The Hunter and the Wild Girl
Pauline Holdstock's new novel set in 19th century France recounts the meeting of a lonely taxidermist in a remote hunting lodge with a feral girl.
July 27th, 2015
It is another story in which Holdstock delves into dark and unfamiliar worlds.
by Cherie Thiessen
Her first novel, The Blackbird’s Song, was set in the Chinese province of Honan during the Boxer Rebellion. Her second novel, The Burial Ground, explored the collision of cultures when smallpox was decimating the First Nations on the West Coast of B.C. In 2005, Beyond Measure won the Ethel Wilson Fiction Prize for exploring the twin themes of beauty and cruelty in 16th century Italy.
Holdstock’s seventh novel, The Hunter and the Wild Girl (Goose Lane $29.95) is set in a remote, lofty estate near the town of Gougeac in France, during the 19th Century. For thirteen years, Peyre Rouff has been the reclusive steward of Chateau d’Aveyrac, a crumbling old hunting lodge belonging to the de Villiers family.
The countryside is still full of impenetrable forests and inhospitable wilderness, a place where wild creatures are plentiful. Rouff lives alone with his trusty old dog, tormented by an unspeakable tragedy—a hunting accident that cost him his family. The steward is anchored by three things: the nearby grave he attends, his ageing canine companion and his passion for taxidermy.
With his sought-after skills as a taxidermist, Rouff has created a veritable forest of Eden with a myriad of life-like birds and stuffed creatures in the orangerie (outbuildings on the grounds of wealthy estates).
Alongside his own dead and unpopulated world, he has created a glade and brought the dead into it, giving them a life he does not have and placing them in a beautiful world of his own creation, perhaps the closest he feels he can get to heaven.
Into this isolation creeps a hungry, wild child; a feral girl. Her innocence in anything but angelic and pretty. Naked, filthy, spitting, defecating, snarling and lapping water on all fours, this creature is no romantic symbol and yet she lifts her arms to the light; she knows joy.
The reader soon wonders: Does she heal him? Will he domesticate her? Is love going to germinate out of need? If the novel were only about Rouff and his taming of the wild girl, it would still be fascinating, but Holdstock isn’t interested in making a new, coarser version of My Fair Lady.
“The story is really his,” she says, “I’d been making notes for some time about known cases of feral children with a view to a possible novel. The idea only took fire after I had visited the Musee de La Chasse et de La Nature in Paris and began to work on an entirely different novel, one about a reclusive and damaged hunter. The girl has a very special place in it, but it’s not her story.”

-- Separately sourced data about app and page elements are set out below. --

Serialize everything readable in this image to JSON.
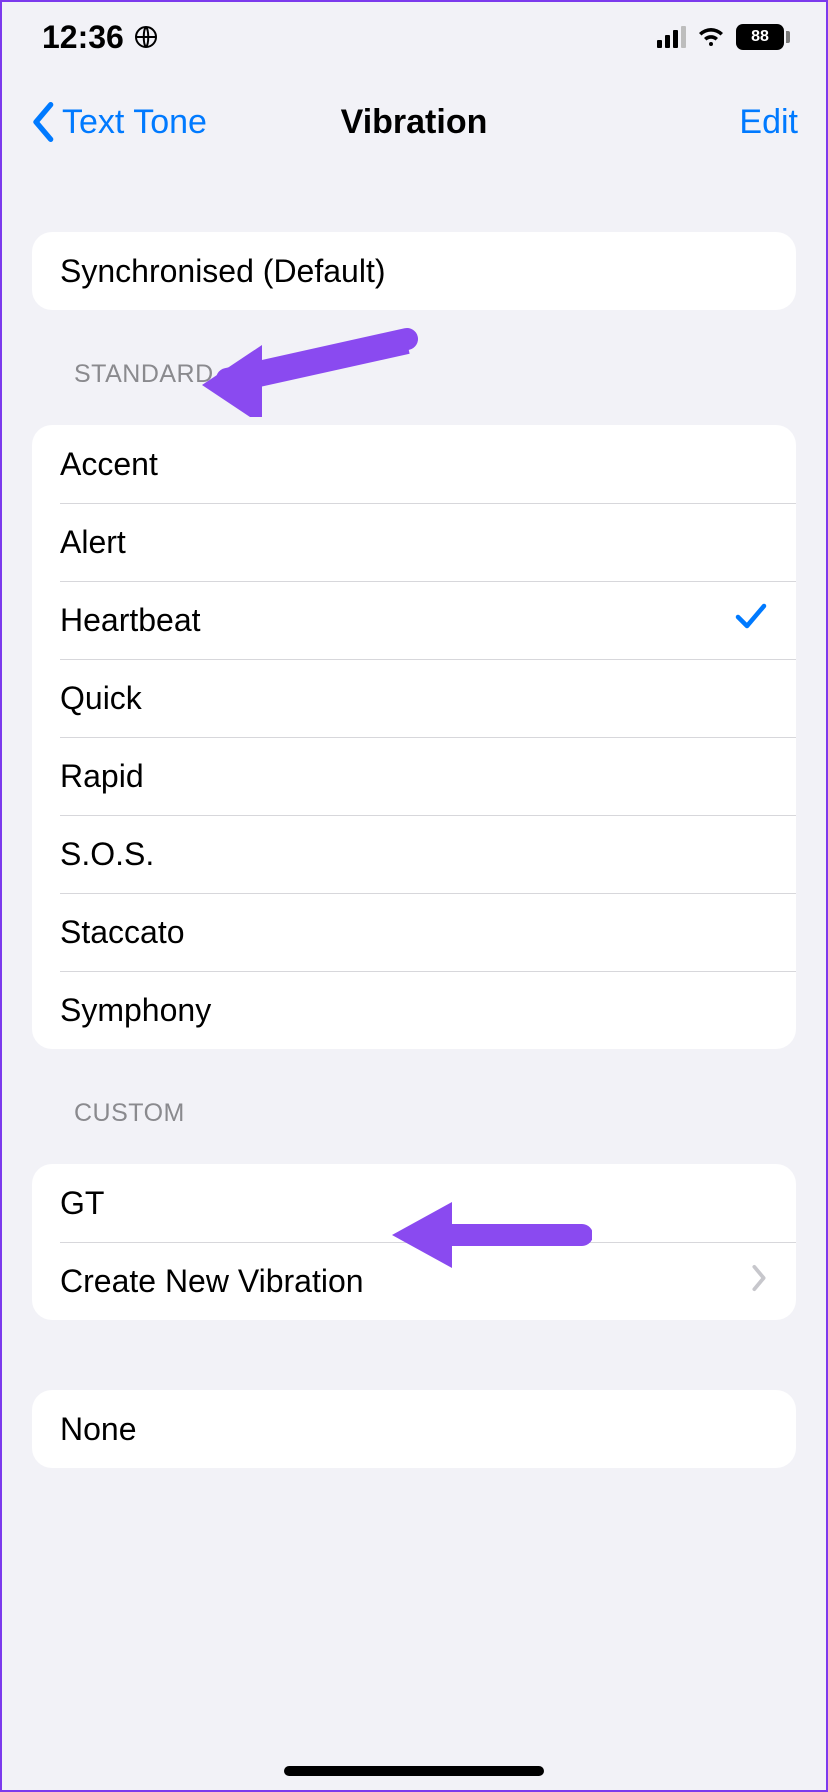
{
  "status": {
    "time": "12:36",
    "battery": "88"
  },
  "nav": {
    "back_label": "Text Tone",
    "title": "Vibration",
    "edit_label": "Edit"
  },
  "default_group": {
    "item": "Synchronised (Default)"
  },
  "standard": {
    "header": "STANDARD",
    "items": [
      "Accent",
      "Alert",
      "Heartbeat",
      "Quick",
      "Rapid",
      "S.O.S.",
      "Staccato",
      "Symphony"
    ],
    "selected_index": 2
  },
  "custom": {
    "header": "CUSTOM",
    "items": [
      "GT"
    ],
    "create_label": "Create New Vibration"
  },
  "none_group": {
    "item": "None"
  },
  "annotation": {
    "arrow_color": "#8a4af0"
  }
}
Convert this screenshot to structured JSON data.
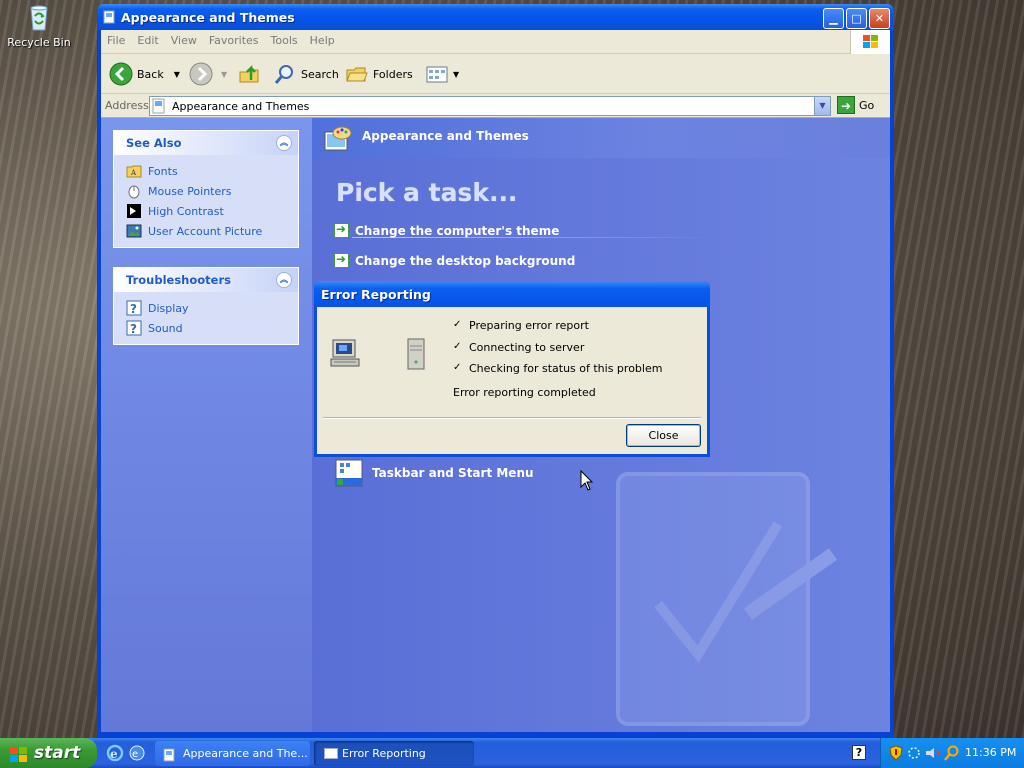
{
  "desktop": {
    "recycle_bin_label": "Recycle Bin"
  },
  "window": {
    "title": "Appearance and Themes",
    "menu": [
      "File",
      "Edit",
      "View",
      "Favorites",
      "Tools",
      "Help"
    ],
    "toolbar": {
      "back": "Back",
      "search": "Search",
      "folders": "Folders"
    },
    "address": {
      "label": "Address",
      "value": "Appearance and Themes",
      "go": "Go"
    }
  },
  "left_panel": {
    "see_also": {
      "title": "See Also",
      "items": [
        "Fonts",
        "Mouse Pointers",
        "High Contrast",
        "User Account Picture"
      ]
    },
    "troubleshooters": {
      "title": "Troubleshooters",
      "items": [
        "Display",
        "Sound"
      ]
    }
  },
  "main": {
    "header": "Appearance and Themes",
    "pick_task": "Pick a task...",
    "tasks": [
      "Change the computer's theme",
      "Change the desktop background"
    ],
    "control_panel_icon": "Taskbar and Start Menu"
  },
  "dialog": {
    "title": "Error Reporting",
    "steps": [
      {
        "check": "✓",
        "text": "Preparing error report"
      },
      {
        "check": "✓",
        "text": "Connecting to server"
      },
      {
        "check": "✓",
        "text": "Checking for status of this problem"
      }
    ],
    "status": "Error reporting completed",
    "close": "Close"
  },
  "taskbar": {
    "start": "start",
    "buttons": [
      "Appearance and The...",
      "Error Reporting"
    ],
    "clock": "11:36 PM"
  },
  "colors": {
    "xp_blue": "#0842d4",
    "panel_link": "#215dc6",
    "start_green": "#3a9a34"
  }
}
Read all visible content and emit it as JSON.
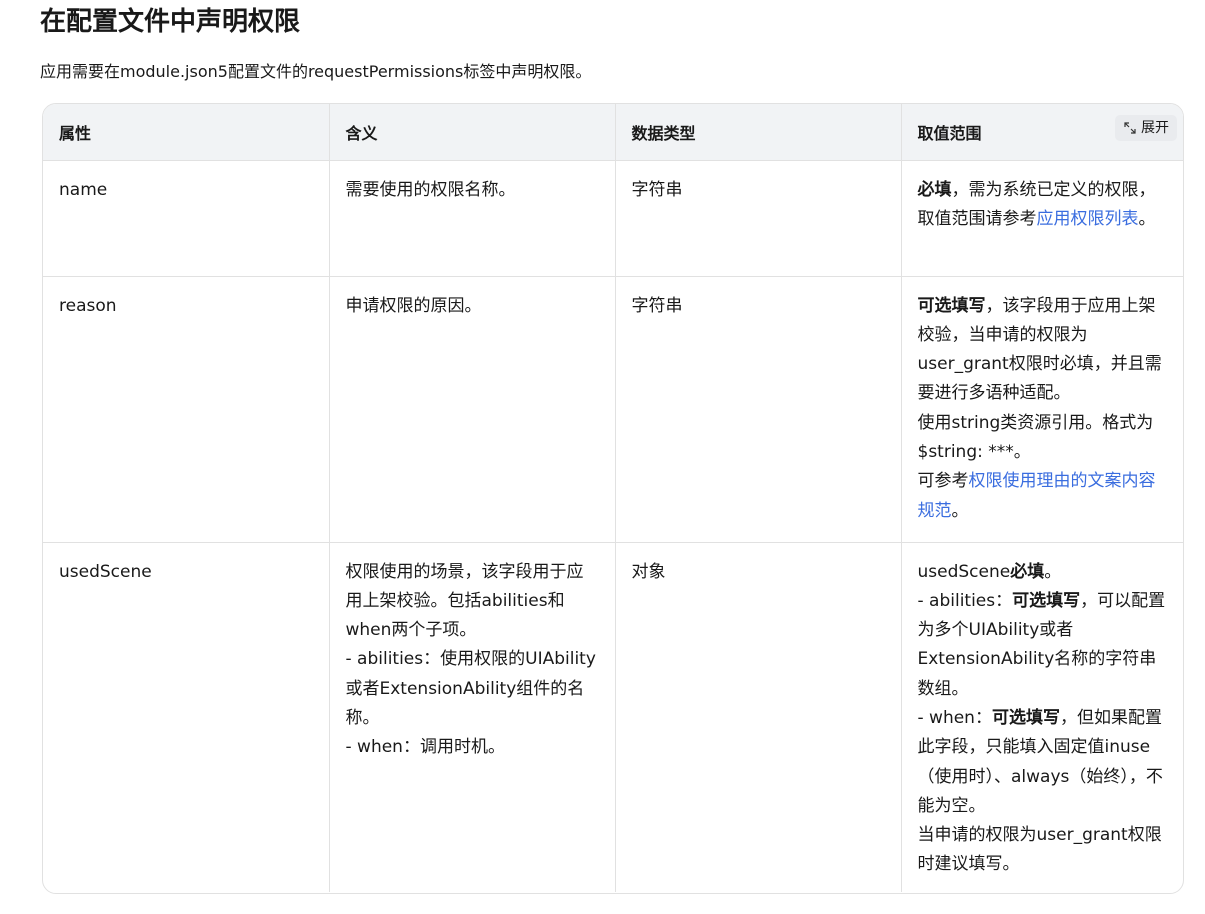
{
  "heading": "在配置文件中声明权限",
  "intro": "应用需要在module.json5配置文件的requestPermissions标签中声明权限。",
  "table": {
    "headers": [
      "属性",
      "含义",
      "数据类型",
      "取值范围"
    ],
    "expand_label": "展开",
    "rows": [
      {
        "attr": "name",
        "meaning": "需要使用的权限名称。",
        "type": "字符串",
        "range": {
          "bold1": "必填",
          "text1": "，需为系统已定义的权限，取值范围请参考",
          "link1": "应用权限列表",
          "text2": "。"
        }
      },
      {
        "attr": "reason",
        "meaning": "申请权限的原因。",
        "type": "字符串",
        "range": {
          "bold1": "可选填写",
          "text1": "，该字段用于应用上架校验，当申请的权限为user_grant权限时必填，并且需要进行多语种适配。",
          "text2": "使用string类资源引用。格式为$string: ***。",
          "text3": "可参考",
          "link1": "权限使用理由的文案内容规范",
          "text4": "。"
        }
      },
      {
        "attr": "usedScene",
        "meaning_lines": [
          "权限使用的场景，该字段用于应用上架校验。包括abilities和when两个子项。",
          "- abilities：使用权限的UIAbility或者ExtensionAbility组件的名称。",
          "- when：调用时机。"
        ],
        "type": "对象",
        "range": {
          "p1_text": "usedScene",
          "p1_bold": "必填",
          "p1_end": "。",
          "p2_text": "- abilities：",
          "p2_bold": "可选填写",
          "p2_end": "，可以配置为多个UIAbility或者ExtensionAbility名称的字符串数组。",
          "p3_text": "- when：",
          "p3_bold": "可选填写",
          "p3_end": "，但如果配置此字段，只能填入固定值inuse（使用时）、always（始终），不能为空。",
          "p4_text": "当申请的权限为user_grant权限时建议填写。"
        }
      }
    ]
  },
  "colors": {
    "header_bg": "#f1f3f5",
    "border": "#e1e1e1",
    "link": "#3a6ddf"
  }
}
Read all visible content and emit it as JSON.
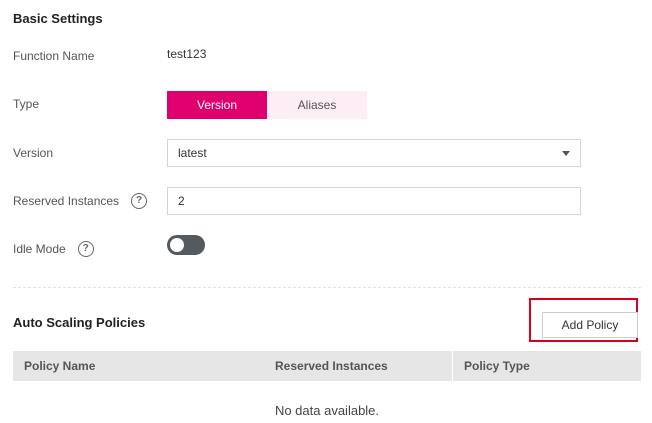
{
  "basic_settings": {
    "title": "Basic Settings",
    "function_name": {
      "label": "Function Name",
      "value": "test123"
    },
    "type": {
      "label": "Type",
      "options": [
        "Version",
        "Aliases"
      ],
      "selected": "Version"
    },
    "version": {
      "label": "Version",
      "value": "latest"
    },
    "reserved_instances": {
      "label": "Reserved Instances",
      "value": "2"
    },
    "idle_mode": {
      "label": "Idle Mode",
      "enabled": false
    }
  },
  "auto_scaling": {
    "title": "Auto Scaling Policies",
    "add_button": "Add Policy",
    "columns": [
      "Policy Name",
      "Reserved Instances",
      "Policy Type"
    ],
    "empty_message": "No data available."
  },
  "colors": {
    "accent": "#e0006d",
    "accent_light": "#fdeef5",
    "highlight": "#d9001b",
    "table_header": "#e6e6e6"
  },
  "icons": {
    "help": "question-circle-icon",
    "dropdown": "caret-down-icon"
  }
}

Because this novel was not based on any historical figures and because it was set in Languedoc, where the author now spends about half of her time, Holdstock says the novel was relatively quick to write. By ‘relatively quick’ she means just under five years from the first notes she made.
“I work in a chaotic and ill-advised manner, beginning with an image or a flavour,” she says. “I start writing and do my research on an ad hoc basis as the need arises. Making discoveries keeps it exciting for me and that interest and excitement hopefully permeates the text and is passed on to the reader.”
While the plot mainly explores what it means to be human, Holdstock also touches upon political ambition, the attitudes of 19th century Parisians toward the rest of the country, the different ways in which guilt can be packaged and unwrapped, the germination of love in youth, the ways in which a marriage and a family can unravel and the ways in which life can spring anew.
“I can only look at such complex questions through the medium of fiction,” says Holdstock. “For me it’s the right tool to approach intangibles. What does it mean to be human? To be able to connect with one another? To empathize? To love? And is there a cost? What is it we might lose?”
I had to ask Holdstock if the feral girl was based upon the story of Victor of Aveyron (1788-1828), a French feral child who was found around age nine. He kept running away until a young physician worked with him for five years.
“The true story of Victor of Aveyron certainly contains elements a fiction writer can use to great effect,” says Holdstock. “His adoption and subsequent abandonment by the scientific community is one.
“I like to think the wild girl is all my own, but the fact is you can never truly create something from nothing. Everything is absorbed. She exists in the context of all known feral children (and perhaps those still to appear).
“What is more interesting to me is the continuing readiness of society as a whole to embrace the concept of a truly wild child. What does that readiness mean? A longing for lost innocence?”
In Pauline Holdstock’s unwavering grip, The Hunter and the Wild Girl is extremely readable, thought provoking and engaging. It’s for each individual reader to decide why the story resonates as unforgettable fiction.
Cherie Thiessen reviews fiction from Pender Island.